In balancing the Poulis factors, the Third Circuit has explained that "no single Poulis factor is dispositive," and "not all of the Poulis factors need be satisfied in order to dismiss a complaint." Ware v. Rodale Press, Inc., 322 F.3d 218, 222 (3d Cir. 2003); Mindek v. Rigatti, 964 F.2d 1369, 1373 (3d Cir. 1992). There is no "magic formula" to determine how the Poulis factors should be balanced, and the determination is within the district court's discretion. Briscoe, 538 F.3d at 263. Here, while the Court lacks sufficient information to find that Defendants were prejudiced by Plaintiff's noncompliance with Court orders, or that Plaintiff is acting either willfully or in bad faith in failing to comply with court orders, all of the other Poulis factors support dismissal. Significantly, Plaintiff's complaint does not appear to contain any meritorious claims. Thus, because Plaintiff has failed on more than one occasion to comply with court orders that he amend his complaint, and because Plaintiff's complaint appears to lack merit, dismissal is warranted under Rule 41(b).

IV. CONCLUSION

ACCORDINGLY, on this 6th day of February 2012, finding no meritorious objections filed thereto, IT IS HEREBY ORDERED THAT Magistrate Judge Carlson's Report and Recommendation (Doc. No. 28) is ADOPTED consistent with the reasoning in this memorandum order, and Plaintiff's complaint (Doc. No. 1) is DISMISSED WITH PREJUDICE. The Clerk of Court is directed to close the case.

Yvette Kane, Chief Judge United States District Court Middle District of Pennsylvania

20120206

© 1992-2012 VersusLaw Inc.



Buy This Entire Record For $7.95

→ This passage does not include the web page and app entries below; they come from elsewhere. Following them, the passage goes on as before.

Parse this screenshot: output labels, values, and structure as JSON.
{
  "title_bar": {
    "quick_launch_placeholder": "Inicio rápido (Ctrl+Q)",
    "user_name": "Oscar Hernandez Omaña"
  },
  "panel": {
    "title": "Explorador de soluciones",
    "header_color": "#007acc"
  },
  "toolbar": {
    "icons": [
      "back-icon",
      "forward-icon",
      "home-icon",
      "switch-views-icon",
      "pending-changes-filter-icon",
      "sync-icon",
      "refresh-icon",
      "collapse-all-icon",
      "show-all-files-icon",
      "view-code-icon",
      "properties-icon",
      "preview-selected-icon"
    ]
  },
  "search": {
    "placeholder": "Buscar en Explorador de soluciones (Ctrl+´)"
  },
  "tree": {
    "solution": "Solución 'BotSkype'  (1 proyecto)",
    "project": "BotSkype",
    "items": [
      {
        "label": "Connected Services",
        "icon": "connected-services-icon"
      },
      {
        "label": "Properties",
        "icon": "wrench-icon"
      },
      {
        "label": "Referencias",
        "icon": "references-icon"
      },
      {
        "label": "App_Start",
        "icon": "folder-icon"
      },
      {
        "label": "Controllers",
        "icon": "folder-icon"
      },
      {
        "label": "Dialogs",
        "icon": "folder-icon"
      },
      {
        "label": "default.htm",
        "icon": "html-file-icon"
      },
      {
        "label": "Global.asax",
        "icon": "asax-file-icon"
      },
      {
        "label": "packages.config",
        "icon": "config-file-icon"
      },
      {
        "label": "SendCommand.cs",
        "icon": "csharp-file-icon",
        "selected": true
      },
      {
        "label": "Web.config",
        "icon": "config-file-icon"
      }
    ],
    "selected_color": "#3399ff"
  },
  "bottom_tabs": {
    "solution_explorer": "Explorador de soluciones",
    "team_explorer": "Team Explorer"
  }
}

Official citation and/or docket number and footnotes (if any) for this case available with purchase.

Learn more about what you receive with purchase of this case.